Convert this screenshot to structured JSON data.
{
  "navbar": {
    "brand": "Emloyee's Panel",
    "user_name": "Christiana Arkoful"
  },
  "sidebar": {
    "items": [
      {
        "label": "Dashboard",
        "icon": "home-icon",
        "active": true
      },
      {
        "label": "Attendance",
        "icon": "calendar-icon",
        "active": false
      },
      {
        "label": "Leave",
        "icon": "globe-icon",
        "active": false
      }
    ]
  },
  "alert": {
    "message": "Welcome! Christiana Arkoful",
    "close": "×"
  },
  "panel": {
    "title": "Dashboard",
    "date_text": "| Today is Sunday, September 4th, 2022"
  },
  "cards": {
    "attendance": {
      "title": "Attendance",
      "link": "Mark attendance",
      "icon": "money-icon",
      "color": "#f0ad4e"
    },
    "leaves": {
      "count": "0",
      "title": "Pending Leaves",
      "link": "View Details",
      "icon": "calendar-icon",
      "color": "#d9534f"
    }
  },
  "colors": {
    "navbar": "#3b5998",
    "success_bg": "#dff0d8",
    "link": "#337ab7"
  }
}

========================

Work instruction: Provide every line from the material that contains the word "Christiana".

Task output:
    "user_name": "Christiana Arkoful"
    "message": "Welcome! Christiana Arkoful",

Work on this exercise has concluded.